What is Proposition 2, anyway?

New rule would make it easier for elected officials to do business with the city

City custodial staff member Bradlee Shapleigh disinfects one of the hand-washing sinks that were installed at Cordova Harbor in 2020. The sinks have since been removed. (May 5, 2020) Photo by Zachary Snowdon Smith/The Cordova Times

Proposition 2, which will appear on the ballot for the March 2 Cordova General Election, has left some voters scratching their heads.

“Who writes this kind of stuff?” one Cordovan commented on Facebook. “I’m voting against it because I can’t understand what they’re saying.”

The carefully phrased 190-word proposition would allow certain officials to do business with the city under circumstances in which business is currently prohibited. The Cordova City Charter allows elected officials or the city manager to enter into business with the city only through a competitive procurement process. This process includes measures ensuring that elected officials will not be granted an undue advantage as a result of their office. However, the competitive procurement process is only required for jobs costing $25,000 or more. Because elected officials and the city manager cannot be hired for work outside of the competitive procurement process, this effectively prevents them from doing jobs for the city costing less than $25,000, city public relations manager Curtis Fincher said.

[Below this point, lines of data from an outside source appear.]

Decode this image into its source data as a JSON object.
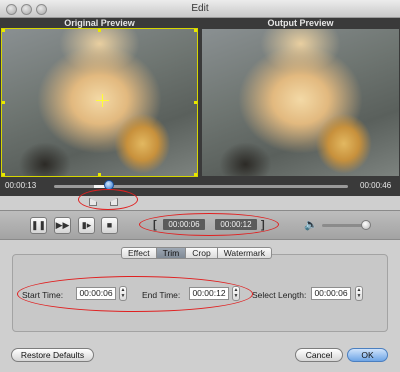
{
  "window": {
    "title": "Edit"
  },
  "previews": {
    "original_label": "Original Preview",
    "output_label": "Output Preview"
  },
  "timeline": {
    "current_time": "00:00:13",
    "total_time": "00:00:46",
    "position_fraction": 0.28
  },
  "playback": {
    "play_pause_icon": "pause-icon",
    "forward_icon": "fast-forward-icon",
    "frame_icon": "frame-step-icon",
    "stop_icon": "stop-icon",
    "start_display": "00:00:06",
    "end_display": "00:00:12"
  },
  "volume": {
    "icon": "speaker-icon",
    "level": 0.85
  },
  "tabs": [
    {
      "label": "Effect",
      "active": false
    },
    {
      "label": "Trim",
      "active": true
    },
    {
      "label": "Crop",
      "active": false
    },
    {
      "label": "Watermark",
      "active": false
    }
  ],
  "trim": {
    "start_label": "Start Time:",
    "start_value": "00:00:06",
    "end_label": "End Time:",
    "end_value": "00:00:12",
    "length_label": "Select Length:",
    "length_value": "00:00:06"
  },
  "buttons": {
    "restore": "Restore Defaults",
    "cancel": "Cancel",
    "ok": "OK"
  },
  "colors": {
    "annotation": "#e02020",
    "crop_outline": "#d6d600",
    "slider_knob": "#2c71c9",
    "ok_button": "#6ea5e6"
  }
}
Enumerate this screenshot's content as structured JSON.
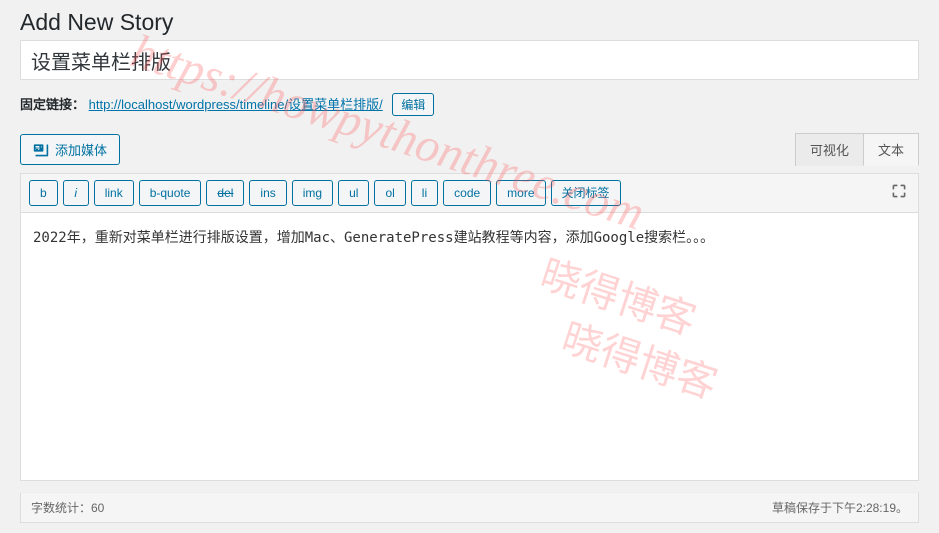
{
  "heading": "Add New Story",
  "title_value": "设置菜单栏排版",
  "permalink": {
    "label": "固定链接：",
    "base_url": "http://localhost/wordpress/timeline/",
    "slug": "设置菜单栏排版/",
    "edit_btn": "编辑"
  },
  "media_button": "添加媒体",
  "tabs": {
    "visual": "可视化",
    "text": "文本"
  },
  "toolbar": {
    "b": "b",
    "i": "i",
    "link": "link",
    "bquote": "b-quote",
    "del": "del",
    "ins": "ins",
    "img": "img",
    "ul": "ul",
    "ol": "ol",
    "li": "li",
    "code": "code",
    "more": "more",
    "close": "关闭标签"
  },
  "content": "2022年，重新对菜单栏进行排版设置，增加Mac、GeneratePress建站教程等内容，添加Google搜索栏。。。",
  "status": {
    "word_count": "字数统计：60",
    "draft_saved": "草稿保存于下午2:28:19。"
  },
  "watermarks": {
    "w1": "https://howpythonthree.com",
    "w2a": "晓得博客",
    "w2b": "晓得博客"
  }
}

If passed, Proposition 2 would open the city to doing business with elected officials or the city manager outside of the competitive procurement process, as long as that business was approved by Cordova City Council and disclosed to the public. The city would also provide the public with a justification for why the official had received the contract, City Manager Helen Howarth said. If business of this type were done without approval from city council or without disclosure to the public, the official in question would forfeit his or her office, and his or her contract would become voidable by city council. Advocates of the proposition say it would allow the city to become more flexible while retaining a safeguard against corruption.

The issue first arose in 2020, when the city was shoring up its coronavirus defenses. The city asked a volunteer to organize the installation of hand-washing sinks at Cordova Harbor. That volunteer contacted licensed general contractor, and city councilman, Tom Bailer. Working with Douglas Pettit of Copper Highway Heating, and mainly using locally purchased materials, Bailer oversaw the design and construction of hand-washing stations that were installed at entrances to the harbor. It wasn’t until after Bailer billed the city that anyone noticed the city had run afoul of its own rules.

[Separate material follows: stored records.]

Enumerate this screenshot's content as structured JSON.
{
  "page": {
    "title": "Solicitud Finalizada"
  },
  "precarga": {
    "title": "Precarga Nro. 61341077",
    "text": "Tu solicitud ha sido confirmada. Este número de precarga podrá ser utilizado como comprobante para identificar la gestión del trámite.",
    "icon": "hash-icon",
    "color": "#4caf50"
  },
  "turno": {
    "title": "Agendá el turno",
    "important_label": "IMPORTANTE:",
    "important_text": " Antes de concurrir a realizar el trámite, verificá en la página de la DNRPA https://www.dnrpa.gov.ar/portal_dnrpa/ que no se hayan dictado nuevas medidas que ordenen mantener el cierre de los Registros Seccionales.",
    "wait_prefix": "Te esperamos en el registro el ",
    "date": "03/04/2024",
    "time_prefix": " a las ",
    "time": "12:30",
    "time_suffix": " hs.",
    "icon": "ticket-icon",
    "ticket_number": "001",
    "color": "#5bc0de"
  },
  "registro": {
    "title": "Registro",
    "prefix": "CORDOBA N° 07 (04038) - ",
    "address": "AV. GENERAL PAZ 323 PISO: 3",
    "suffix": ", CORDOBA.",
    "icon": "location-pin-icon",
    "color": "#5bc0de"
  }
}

“We needed to do it immediately,” Howarth said. “At no point did I, as city manager, even consider the fact that I was putting in jeopardy one of our council members, or that we were doing something that would have been appropriate, until after the fact.”

City Manager Helen Howarth. (Feb. 17, 2021) Photo by Zachary Snowdon Smith/The Cordova Times

For Bailer, it was a relatively small job, worth a few thousand dollars — not enough to require a competitive procurement process. However, if Bailer had been excluded from the project, it would have quickly grown more complicated and time-consuming, Howarth said. While strict conflict of interest rules may function well in larger towns where there are many businesses in any given field, in a small community like Cordova, these rules may prevent the only available and qualified local professional from doing a job, she said.

“It’s a small pool,” Bailer said. “There’s other people doing work, but they’re not necessarily licensed… It was an oversight on everybody’s part, but it was also an emergency.”

City council later discussed the inadvertent rule violation, determining that it was excusable given that the city had been operating under an emergency order.

Current regulations may prevent elected officials from offering better quality, less expensive, or more locally sourced services, Fincher wrote in a statement. They may also dissuade business owners from running for public office. Businesspeople currently running for city council include Ken Jones, who runs a snow-plowing business, and Karen Deaton Perry, owner of Kayak Cafe, who has catered previous city events. Under current rules, if elected, Deaton Perry would effectively be prohibited from providing city meetings with sandwiches — a result that does more to discourage participation than to prevent corruption, Howarth said.

“This isn’t intended to sweep things under the carpet,” Howarth said. “It’s intended to allow public service without penalty… If I can hire local, as opposed to bringing someone in from Anchorage, I want to do that, even if that person serves on council.”

Deaton Perry declared her support for Proposition 2, while Jones said he remains neutral on the subject. Bailer is skeptical of Proposition 2, not because he prefers tighter regulation of local business, but because he sees the conflict of interest measures put forth in the proposition as a solution in search of a problem. There have been no complaints or other evidence of Cordova officials corruptly using their positions to secure business for themselves, Bailer said.

“I don’t think this is totally necessary, because it hasn’t been a problem,” Bailer said. “It’s never been an issue.”